## What you have to do
Every entry is to be copied exactly as written, and the pictures are to be skipped.

● ● ●

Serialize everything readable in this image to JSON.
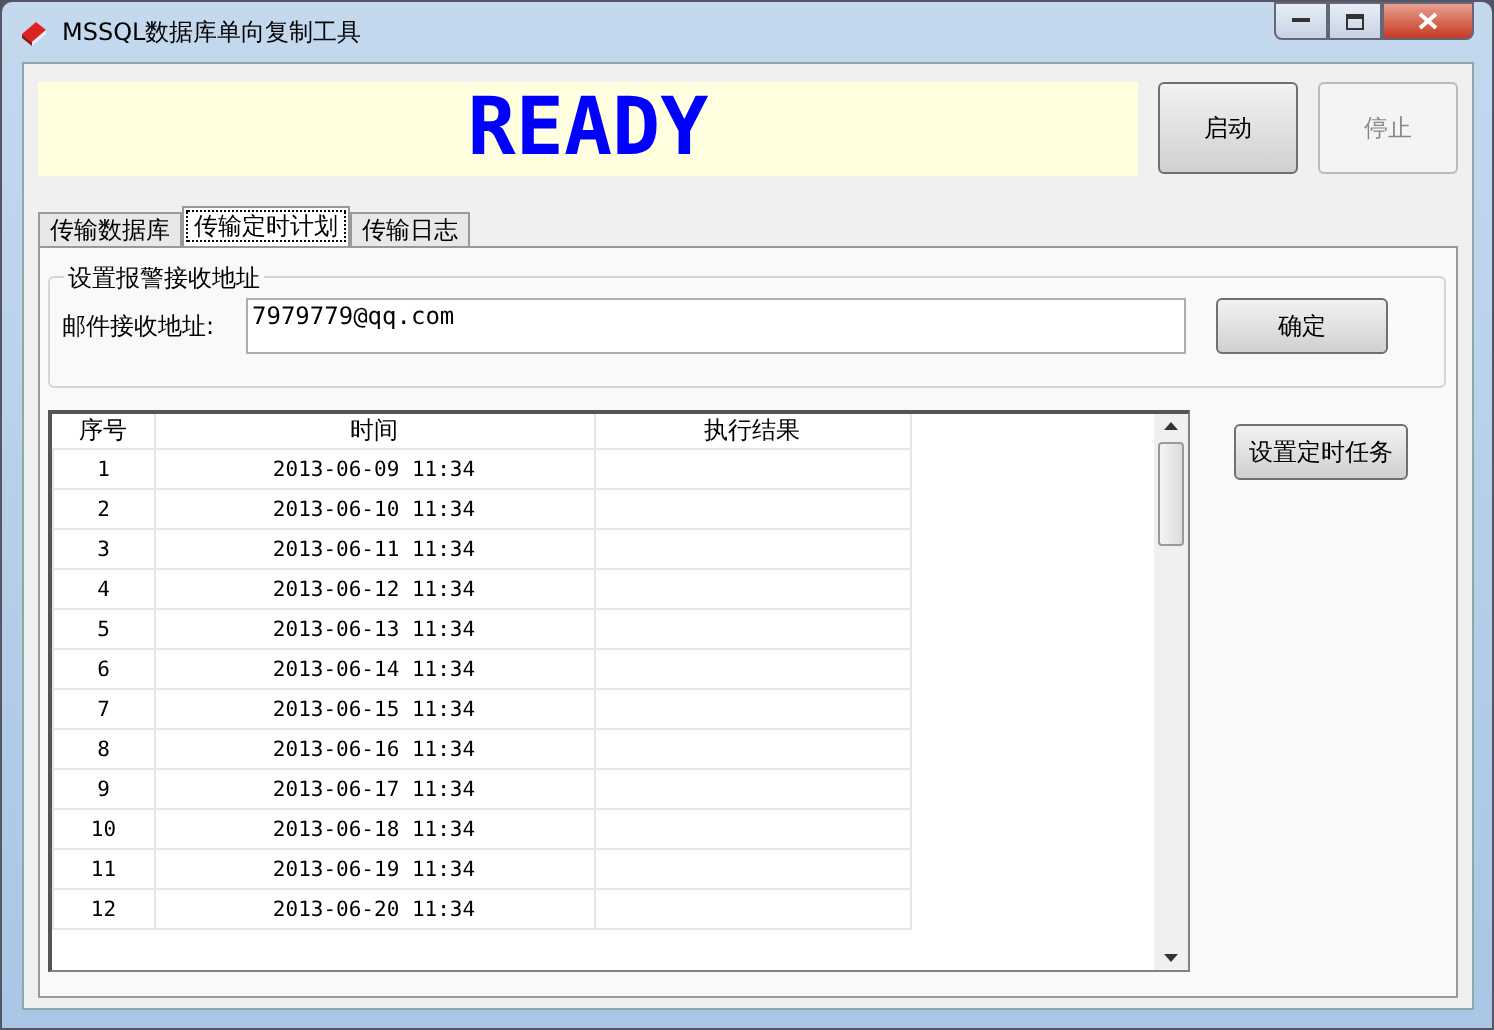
{
  "window": {
    "title": "MSSQL数据库单向复制工具"
  },
  "status": {
    "text": "READY"
  },
  "buttons": [
    {
      "label": "启动",
      "disabled": false
    },
    {
      "label": "停止",
      "disabled": true
    }
  ],
  "tabs": [
    {
      "label": "传输数据库",
      "selected": false
    },
    {
      "label": "传输定时计划",
      "selected": true
    },
    {
      "label": "传输日志",
      "selected": false
    }
  ],
  "alert_group": {
    "title": "设置报警接收地址",
    "field_label": "邮件接收地址:",
    "value": "7979779@qq.com",
    "confirm_button": "确定"
  },
  "table": {
    "columns": [
      "序号",
      "时间",
      "执行结果"
    ],
    "rows": [
      [
        "1",
        "2013-06-09 11:34",
        ""
      ],
      [
        "2",
        "2013-06-10 11:34",
        ""
      ],
      [
        "3",
        "2013-06-11 11:34",
        ""
      ],
      [
        "4",
        "2013-06-12 11:34",
        ""
      ],
      [
        "5",
        "2013-06-13 11:34",
        ""
      ],
      [
        "6",
        "2013-06-14 11:34",
        ""
      ],
      [
        "7",
        "2013-06-15 11:34",
        ""
      ],
      [
        "8",
        "2013-06-16 11:34",
        ""
      ],
      [
        "9",
        "2013-06-17 11:34",
        ""
      ],
      [
        "10",
        "2013-06-18 11:34",
        ""
      ],
      [
        "11",
        "2013-06-19 11:34",
        ""
      ],
      [
        "12",
        "2013-06-20 11:34",
        ""
      ]
    ]
  },
  "schedule_button": "设置定时任务"
}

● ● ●

## Exercise output
Serialize everything readable in this image to JSON.
{
  "window": {
    "title": "MSSQL数据库单向复制工具"
  },
  "status": {
    "text": "READY"
  },
  "buttons": [
    {
      "label": "启动",
      "disabled": false
    },
    {
      "label": "停止",
      "disabled": true
    }
  ],
  "tabs": [
    {
      "label": "传输数据库",
      "selected": false
    },
    {
      "label": "传输定时计划",
      "selected": true
    },
    {
      "label": "传输日志",
      "selected": false
    }
  ],
  "alert_group": {
    "title": "设置报警接收地址",
    "field_label": "邮件接收地址:",
    "value": "7979779@qq.com",
    "confirm_button": "确定"
  },
  "table": {
    "columns": [
      "序号",
      "时间",
      "执行结果"
    ],
    "rows": [
      [
        "1",
        "2013-06-09 11:34",
        ""
      ],
      [
        "2",
        "2013-06-10 11:34",
        ""
      ],
      [
        "3",
        "2013-06-11 11:34",
        ""
      ],
      [
        "4",
        "2013-06-12 11:34",
        ""
      ],
      [
        "5",
        "2013-06-13 11:34",
        ""
      ],
      [
        "6",
        "2013-06-14 11:34",
        ""
      ],
      [
        "7",
        "2013-06-15 11:34",
        ""
      ],
      [
        "8",
        "2013-06-16 11:34",
        ""
      ],
      [
        "9",
        "2013-06-17 11:34",
        ""
      ],
      [
        "10",
        "2013-06-18 11:34",
        ""
      ],
      [
        "11",
        "2013-06-19 11:34",
        ""
      ],
      [
        "12",
        "2013-06-20 11:34",
        ""
      ]
    ]
  },
  "schedule_button": "设置定时任务"
}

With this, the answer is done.